Required work | Leave the pictures out and give every entry again exactly.
⟨
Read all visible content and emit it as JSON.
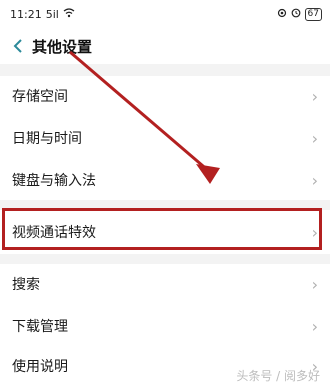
{
  "status": {
    "time": "11:21",
    "signal": "5il",
    "wifi": "wifi-icon",
    "right_icons": [
      "settings-icon",
      "alarm-icon"
    ],
    "battery": "67"
  },
  "header": {
    "back_icon": "chevron-left-icon",
    "title": "其他设置"
  },
  "items": [
    {
      "label": "存储空间"
    },
    {
      "label": "日期与时间"
    },
    {
      "label": "键盘与输入法"
    },
    {
      "label": "视频通话特效"
    },
    {
      "label": "搜索"
    },
    {
      "label": "下载管理"
    },
    {
      "label": "使用说明"
    }
  ],
  "watermark": "头条号 / 阅多好",
  "accent": "#b32020"
}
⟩
Response to this task |
Read all visible content and emit it as JSON.
{
  "status": {
    "time": "11:21",
    "signal": "5il",
    "wifi": "wifi-icon",
    "right_icons": [
      "settings-icon",
      "alarm-icon"
    ],
    "battery": "67"
  },
  "header": {
    "back_icon": "chevron-left-icon",
    "title": "其他设置"
  },
  "items": [
    {
      "label": "存储空间"
    },
    {
      "label": "日期与时间"
    },
    {
      "label": "键盘与输入法"
    },
    {
      "label": "视频通话特效"
    },
    {
      "label": "搜索"
    },
    {
      "label": "下载管理"
    },
    {
      "label": "使用说明"
    }
  ],
  "watermark": "头条号 / 阅多好",
  "accent": "#b32020"
}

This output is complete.